The tribunal said that Hernandez beat center-left challenger and TV star Salvador Nasralla by 1.53 percentage points, according to the official count, sparking fraud accusations and calls for renewed street protests.
In a nationally televised address, tribunal head David Matamoros said all the challenges presented to it had been resolved and votes were recounted at select polling stations, declaring Hernandez “the president-elect for the Republic of Honduras.”
OAS Secretary General Luis Almagro questioned the tribunal’s decision.
“The people of Honduras deserve an electoral process that confers them democratic quality and guarantees. The electoral process that the tribunal concluded today clearly did not provide that,” Almagro said in a statement.
He said the election was marred by irregularities and deficiencies and called for a new general election.
In a video posted on Facebook, Nasralla said it was clear there had been fraud “before, during and after” the election, calling the tribunal’s decision a “desperate move.”
The candidate said he was headed to Washington to meet with Almagro, as well as officials of the U.S. State Department.
The outcome of those meetings would help determine what steps to take next, he added.
The OAS electoral observer mission said late on Sunday it could not confirm that the election had been “intentionally manipulated” but added that the process had been riddled with issues.

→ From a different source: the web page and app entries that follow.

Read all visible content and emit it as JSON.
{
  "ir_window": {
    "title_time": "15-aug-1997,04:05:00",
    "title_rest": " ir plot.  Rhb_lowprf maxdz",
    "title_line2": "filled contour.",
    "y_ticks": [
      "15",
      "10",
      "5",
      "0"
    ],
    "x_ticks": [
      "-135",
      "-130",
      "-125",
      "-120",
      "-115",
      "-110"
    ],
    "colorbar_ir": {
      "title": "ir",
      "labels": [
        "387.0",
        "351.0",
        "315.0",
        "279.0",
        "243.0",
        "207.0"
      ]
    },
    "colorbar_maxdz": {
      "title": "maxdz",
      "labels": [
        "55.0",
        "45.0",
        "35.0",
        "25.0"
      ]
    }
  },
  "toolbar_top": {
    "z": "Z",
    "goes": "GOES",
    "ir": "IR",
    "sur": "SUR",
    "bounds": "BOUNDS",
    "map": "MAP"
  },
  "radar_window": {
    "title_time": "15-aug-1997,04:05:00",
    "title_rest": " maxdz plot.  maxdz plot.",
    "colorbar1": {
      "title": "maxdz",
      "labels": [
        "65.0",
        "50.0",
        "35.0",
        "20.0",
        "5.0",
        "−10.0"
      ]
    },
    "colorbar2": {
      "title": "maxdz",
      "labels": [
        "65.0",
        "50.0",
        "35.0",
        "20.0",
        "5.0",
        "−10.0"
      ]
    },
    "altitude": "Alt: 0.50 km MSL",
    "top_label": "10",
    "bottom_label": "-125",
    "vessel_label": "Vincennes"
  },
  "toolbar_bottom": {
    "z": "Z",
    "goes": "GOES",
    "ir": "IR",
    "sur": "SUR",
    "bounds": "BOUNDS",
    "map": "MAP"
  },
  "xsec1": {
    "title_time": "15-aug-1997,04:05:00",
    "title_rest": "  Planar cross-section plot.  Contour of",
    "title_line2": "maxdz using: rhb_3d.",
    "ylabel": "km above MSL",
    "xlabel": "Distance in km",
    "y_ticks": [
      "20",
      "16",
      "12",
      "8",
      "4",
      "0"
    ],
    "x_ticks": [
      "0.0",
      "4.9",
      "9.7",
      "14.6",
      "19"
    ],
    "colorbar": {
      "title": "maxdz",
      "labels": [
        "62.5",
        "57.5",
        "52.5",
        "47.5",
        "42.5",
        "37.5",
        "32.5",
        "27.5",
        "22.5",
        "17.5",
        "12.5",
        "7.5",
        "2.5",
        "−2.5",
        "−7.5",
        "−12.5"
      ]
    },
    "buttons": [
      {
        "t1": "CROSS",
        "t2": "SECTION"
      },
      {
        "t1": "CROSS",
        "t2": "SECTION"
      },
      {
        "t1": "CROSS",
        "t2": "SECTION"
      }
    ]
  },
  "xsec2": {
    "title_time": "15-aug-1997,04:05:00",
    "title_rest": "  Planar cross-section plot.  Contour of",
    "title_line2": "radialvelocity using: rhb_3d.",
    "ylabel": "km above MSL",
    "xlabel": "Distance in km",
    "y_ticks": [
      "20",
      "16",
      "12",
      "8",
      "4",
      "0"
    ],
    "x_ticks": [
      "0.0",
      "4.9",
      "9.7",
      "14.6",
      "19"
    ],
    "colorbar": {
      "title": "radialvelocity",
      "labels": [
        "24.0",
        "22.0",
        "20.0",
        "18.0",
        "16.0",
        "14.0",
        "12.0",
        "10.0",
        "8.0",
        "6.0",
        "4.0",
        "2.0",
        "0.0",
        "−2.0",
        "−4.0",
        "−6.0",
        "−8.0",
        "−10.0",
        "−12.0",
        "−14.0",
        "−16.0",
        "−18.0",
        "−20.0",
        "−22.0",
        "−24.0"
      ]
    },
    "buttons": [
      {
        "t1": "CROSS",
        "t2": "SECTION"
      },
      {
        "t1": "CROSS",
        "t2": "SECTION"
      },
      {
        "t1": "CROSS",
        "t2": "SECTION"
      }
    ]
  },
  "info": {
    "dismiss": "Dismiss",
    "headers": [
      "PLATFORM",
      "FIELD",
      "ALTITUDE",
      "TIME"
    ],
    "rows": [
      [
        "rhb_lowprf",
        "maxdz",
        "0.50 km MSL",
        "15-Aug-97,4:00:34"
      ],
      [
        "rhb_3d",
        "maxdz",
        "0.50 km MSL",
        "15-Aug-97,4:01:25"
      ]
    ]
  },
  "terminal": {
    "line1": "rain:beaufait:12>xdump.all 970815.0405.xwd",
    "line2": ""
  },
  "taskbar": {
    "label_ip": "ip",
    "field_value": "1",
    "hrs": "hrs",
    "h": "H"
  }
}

Honduras has been roiled by political instability and violent protests since the vote, which initial counts suggested Nasralla had won. The count has been questioned by the two main opposition parties, including the Opposition Alliance Against the Dictatorship, headed by Nasralla, as well as a wide swath of the diplomatic corps.
However, European Union election observers said the vote recount showed no irregularities.
“After comparing a large random sample of voting records provided to us by the Alliance and the original records published on the tribunal’s website, the mission observed that the results presented practically no differences,” said Jose Antonio de Gabriel, the adjunct head of the EU’s mission.
Former Honduran President Manuel Zelaya, who backed Nasralla, took to Twitter, saying Hernandez “is not our president” and urging people to take to the streets in protest.
TV broadcast images of protesters setting up flaming barricades and blocking roads in cities around the country.
The tribunal had initially declared Nasralla the leader in an announcement on the morning after the vote, with just over half of the ballot boxes counted. It then gave no further updates for about 36 hours.
Once results started flowing in again, Nasralla’s lead began narrowing and eventually disappeared.
That prompted national protests, in which 22 people were killed, including two police officers, according to a tally by the Committee of Detained Disappeared Persons in Honduras.
Reporting by Gustavo Palencia; Writing by Anthony Esposito; Editing by Paul Simao, Peter Cooney and Michael Perry